The Palestinian economy belongs to emerging economies with GDP of 6.5 billion USD. It has unique conditions as a service economy, with a significant role in public sector contribution, including the Palestinian National Authority budget, the UNRWA budget which is allocated to Refugees that live inside the PNA territories, and many NGOs financed by international aids. In addition to that, there are significant annual incoming workers' remittances to the Palestinian economy. Finally, the most unique aspect of this economy, it has no national currency, and instead three official currencies are in use including JD, US$, and NIS. This project aims to examine how clients move from one currency to another in case of saving, loans and conducting business transactions. In addition, this proposal aims to point out to what extent internet-banking, ATMs and other electronic money instruments are used, and what major problems and technical and social issues are attached to such processes. This will cover the financial system including the official banking system, and moneychanger firms. Finally, this proposal aims to point out the practices in closeting the three or more currency positions (short, long and flat) by Banks in each of the end working days.
Nidal Rashid Sabri, Diama Abu Laban, Deema Waleed Haniya
About the Researcher(s)
Diama Abu Laban is working as a lecturer of the finance and banking department at the College of Commerce and Economics at Birzeit University, Palestine. In addition, she works as a coordinator with Palestinian Stock Exchange in stock simulation trading program. Her major research interest is International Finance.
Deema Waleed Haniya is working as a lecturer at the businesses administration department in the College of Commerce and Economics at Birzeit University, Palestine. She also worked as Chairperson Assistant of Business administration Department at Birzeit University.

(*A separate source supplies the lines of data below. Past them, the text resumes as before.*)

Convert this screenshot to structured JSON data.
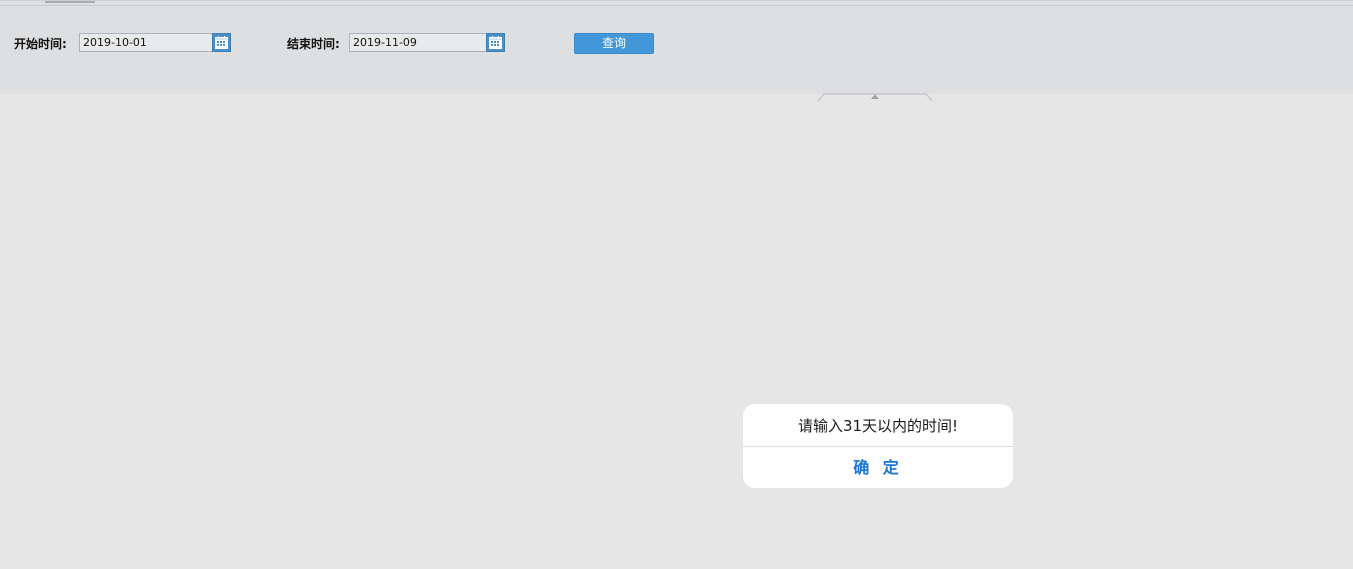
{
  "filter": {
    "start_label": "开始时间:",
    "start_value": "2019-10-01",
    "end_label": "结束时间:",
    "end_value": "2019-11-09",
    "query_label": "查询",
    "calendar_icon": "calendar-icon"
  },
  "dialog": {
    "message": "请输入31天以内的时间!",
    "confirm_label": "确 定"
  },
  "colors": {
    "accent": "#4197d8",
    "confirm_text": "#1976d2",
    "panel_bg": "#dedfe1",
    "page_bg": "#e6e6e6"
  }
}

Synopsis of Research Results
The Palestinian economy has no national currency, which has resulted in the circulation of three currencies (JD, US$, NIS) for deposits, saving, wealth measurement and trade transactions. This leads to challenges for the management of banking treasury activities in the Palestinian economy.
This research examined how clients move from one currency to another in cases of saving and business transactions. The study used multiple research instruments including: analyzing the related data to examine the relationship between changes in the value of banking deposits of each of the used currencies and their respected interest rates, as well as employing a quarterly data analysis for the last ten years. Research also involved examining the related laws imposed by the Palestinian Monetary Authority (PMA) on banks working in the Palestinian economy as well as individual banking regulations, structured interviews with bank treasurers, and questionnaires directed to selected samples of treasury staff and employees regarding challenges to the management of banking treasury and closeting of foreign currency positions.
The study found that the interest rate is not a critical factor in selecting a currency for savings and deposits in banks, as reported by clients and banking staff, and confirmed by financial analysis, which shows weak or no correlation between changes in interest rates and changes in values of deposits in banks. The study also found that the majority of banks working in the Palestinian economy imposed stricter regulations than those imposed by the PMA, while others reduced the maximum permitted surplus of a currency. The majority of treasuries' staff strongly agreed that there is need for additional legislation to cover all related transactions to facilitate the work of the treasury. The study recommends relaxing the maximum ratio of 5% imposed on each single currency held, keeping the 20% level from owner equity to the total of currencies, extending bank hours including Fridays, reducing restrictions on investments outside Palestine, and permitting trading in options and future transactions.